Thursday, January 06, 2005

iSEC Security Research Points Out Mozilla Flaw

If you're using the Mozilla browser version 1.7.3 or lower you may want to be aware of this security issue highlighted by iSEC Security Research. The newer 1.7.5 version does fix this problem. The issue does not apply to the Firefox browser. For technical info on the subject go to the iSEC advisory. The advisory includes a proof-of-concept for those interested. For a less technical read go to the article at TechWorld.

Toshiba Ships Tiny 2GB Hard Drive

Hard drive technology is just getting smaller all the time. Toshiba is now shipping a .85 inch drive with a 2GB. 4 and 8 GB versions are to follow. Check out:

Press Release

Toshiba Storage Division

Wednesday, January 05, 2005

Linksys introduces broadband router with SRX

The new WRT54GX broadband router and WPC54GX Wireless-G Notebook adapter make use of Linksys' new SRX (Speed and Range eXpansion) technology. SRX itself is based on MIMO (Multiple In, Multiple Out), part of the future Wireless-N 802.11n standard.

When using all SRX products the network range and performance are said to be increased by 3 and 8 times respectively. The router also includes a stateful-packet-inspection firewall.

For more info see:

The Linksys Press Release


InPhase prototypes holographic disc drive

The Lucent founded firm is developing holographic disc drives with storage capacities of up to 1.6 TBytes.

Read more at Tom's Hardware Guide:
InPhase shows prototype of holographic disc drive.

Mandrake Releases 2 New Enterprise Distros

Article on eWeek: Mandrakesoft Makes Its Business Linux Move

Tuesday, January 04, 2005

Unpatched Linux PCs Stay Secure Online For Months

The Honeypot Project reports that the latest Linux systems can stay secure in an unpatched state for a few months, even while online. Windows, however, can't although the latest version are an improvement on previous vulnerabilities. Read TechWeb's article on the subject.

Microsoft to release beta of future anti-spyware app

An article at (derived from a post at ) says that Microsoft plans to release a beta version of their "Atlanta" anti-spyware program on Jan. 6th. You can see the posting and accompanying screenshots here: "Exclusive: Microsoft Anti-Spyware Beta Due 6th January"

For a more in-depth and expansive article take a look at this article on

Open Source for '05

Here's an interesting article from eWeek about Linux and Open Source growth and expected impact in 2005.

Linux and Open Source: The 2005 Generation

System hardware reviews and other stuff...
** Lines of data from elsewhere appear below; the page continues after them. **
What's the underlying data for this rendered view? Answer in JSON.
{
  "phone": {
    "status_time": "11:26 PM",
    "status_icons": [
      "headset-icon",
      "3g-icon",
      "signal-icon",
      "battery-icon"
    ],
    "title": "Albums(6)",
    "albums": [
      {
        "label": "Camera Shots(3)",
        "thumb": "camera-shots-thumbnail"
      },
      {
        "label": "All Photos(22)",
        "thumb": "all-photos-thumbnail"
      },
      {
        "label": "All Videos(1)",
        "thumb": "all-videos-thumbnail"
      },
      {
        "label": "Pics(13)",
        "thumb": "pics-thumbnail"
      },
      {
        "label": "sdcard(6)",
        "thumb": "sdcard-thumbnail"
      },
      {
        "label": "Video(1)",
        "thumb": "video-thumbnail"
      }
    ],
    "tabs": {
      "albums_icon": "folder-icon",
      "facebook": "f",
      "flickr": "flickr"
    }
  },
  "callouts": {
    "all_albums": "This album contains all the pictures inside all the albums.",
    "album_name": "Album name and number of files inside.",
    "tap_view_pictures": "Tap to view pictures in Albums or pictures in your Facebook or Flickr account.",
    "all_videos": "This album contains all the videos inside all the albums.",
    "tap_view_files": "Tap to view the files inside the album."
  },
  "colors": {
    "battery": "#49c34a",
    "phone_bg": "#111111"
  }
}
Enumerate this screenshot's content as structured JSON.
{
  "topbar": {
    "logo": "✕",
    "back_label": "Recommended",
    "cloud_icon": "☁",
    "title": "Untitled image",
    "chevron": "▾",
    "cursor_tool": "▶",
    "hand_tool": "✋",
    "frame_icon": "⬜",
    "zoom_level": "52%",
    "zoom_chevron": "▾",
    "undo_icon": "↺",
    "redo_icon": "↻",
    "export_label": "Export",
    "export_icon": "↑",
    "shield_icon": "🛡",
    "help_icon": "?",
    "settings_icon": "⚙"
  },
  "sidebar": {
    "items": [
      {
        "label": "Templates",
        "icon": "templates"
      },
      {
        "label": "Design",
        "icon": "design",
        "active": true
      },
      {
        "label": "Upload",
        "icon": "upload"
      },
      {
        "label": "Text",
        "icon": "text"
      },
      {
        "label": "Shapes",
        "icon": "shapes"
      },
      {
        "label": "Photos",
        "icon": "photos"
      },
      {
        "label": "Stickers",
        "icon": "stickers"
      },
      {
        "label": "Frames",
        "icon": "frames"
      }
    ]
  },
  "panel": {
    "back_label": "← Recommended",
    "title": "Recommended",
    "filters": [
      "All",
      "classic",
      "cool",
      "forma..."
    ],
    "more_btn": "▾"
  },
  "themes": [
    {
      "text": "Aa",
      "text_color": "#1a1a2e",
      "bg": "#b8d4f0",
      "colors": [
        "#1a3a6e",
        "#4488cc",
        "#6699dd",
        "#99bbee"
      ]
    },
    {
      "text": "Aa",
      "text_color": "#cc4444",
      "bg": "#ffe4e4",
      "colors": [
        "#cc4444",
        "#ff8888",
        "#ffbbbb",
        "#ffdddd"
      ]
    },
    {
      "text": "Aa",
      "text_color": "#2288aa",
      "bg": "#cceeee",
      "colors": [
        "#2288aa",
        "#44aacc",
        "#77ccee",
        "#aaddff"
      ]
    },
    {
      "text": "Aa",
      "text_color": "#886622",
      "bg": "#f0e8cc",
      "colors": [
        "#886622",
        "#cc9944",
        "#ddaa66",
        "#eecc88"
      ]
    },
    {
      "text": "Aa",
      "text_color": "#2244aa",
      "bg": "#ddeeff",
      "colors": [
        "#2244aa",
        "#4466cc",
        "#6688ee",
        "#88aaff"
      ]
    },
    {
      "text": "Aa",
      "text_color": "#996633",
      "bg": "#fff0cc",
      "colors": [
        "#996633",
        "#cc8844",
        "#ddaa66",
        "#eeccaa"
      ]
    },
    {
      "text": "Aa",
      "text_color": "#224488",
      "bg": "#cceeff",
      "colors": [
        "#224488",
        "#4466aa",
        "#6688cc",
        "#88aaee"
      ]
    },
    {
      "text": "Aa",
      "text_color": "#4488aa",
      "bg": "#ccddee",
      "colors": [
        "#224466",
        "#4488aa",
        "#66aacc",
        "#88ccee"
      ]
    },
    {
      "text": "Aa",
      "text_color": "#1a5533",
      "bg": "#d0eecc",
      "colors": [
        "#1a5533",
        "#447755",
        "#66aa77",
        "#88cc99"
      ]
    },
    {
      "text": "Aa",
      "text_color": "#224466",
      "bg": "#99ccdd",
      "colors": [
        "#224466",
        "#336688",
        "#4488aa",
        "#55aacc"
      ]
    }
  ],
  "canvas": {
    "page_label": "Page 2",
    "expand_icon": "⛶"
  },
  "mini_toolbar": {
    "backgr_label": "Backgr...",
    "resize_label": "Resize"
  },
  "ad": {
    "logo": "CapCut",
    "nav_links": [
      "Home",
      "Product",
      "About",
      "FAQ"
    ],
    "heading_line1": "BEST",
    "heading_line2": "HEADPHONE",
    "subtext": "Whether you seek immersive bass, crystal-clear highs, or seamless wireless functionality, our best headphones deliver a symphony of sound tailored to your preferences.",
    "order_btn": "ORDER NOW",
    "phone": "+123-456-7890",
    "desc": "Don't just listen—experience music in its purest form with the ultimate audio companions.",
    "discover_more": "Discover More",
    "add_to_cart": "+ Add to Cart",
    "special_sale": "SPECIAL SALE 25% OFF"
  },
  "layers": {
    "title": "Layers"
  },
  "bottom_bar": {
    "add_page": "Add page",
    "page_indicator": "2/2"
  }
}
Tom's Hardware Guide is a great source for info on the latest hardware. They do some OS and game reviews also but hardware reviews seem to be the main focus. They've some really interesting stuff like super-cooled, over clocked CPU tests, graphics card reviews, networking info etc. It's an especially great resource when your researching prior to building a fast system with all the bleeding edge components.

Tom's Hardware Guide

Saturday, January 01, 2005

Free software for a new year...

ZoneAlarm Firewall:

ZoneLabs offers the ZoneAlarm software firewall for free download. I've used it for over a year and have found it simple to configure and an effective precaution against intrusions (my systems with ZoneAlarm didn't get the Blaster worm when it was making the rounds). More info can be had at the ZoneAlarm site.


OpenOffice is a free, open source office productivity suite. You can even save files in a MS Word compatible .doc format. It includes word processing, spreadsheet, presentation and drawing capabilities.

AVG Anti-Virus Free Edition:

Grisoft offers AVG Anti-Virus Free Edition as an alternative to other (expensive) anti-virus utilities. I've found that updates for the virus definition database are available much more often than those put out by Symantec for the Norton products. The update process is also faster. Take a look at the AVG Free Edition homepage.

There's a lot of good, free software out there. Take a look and see what you think.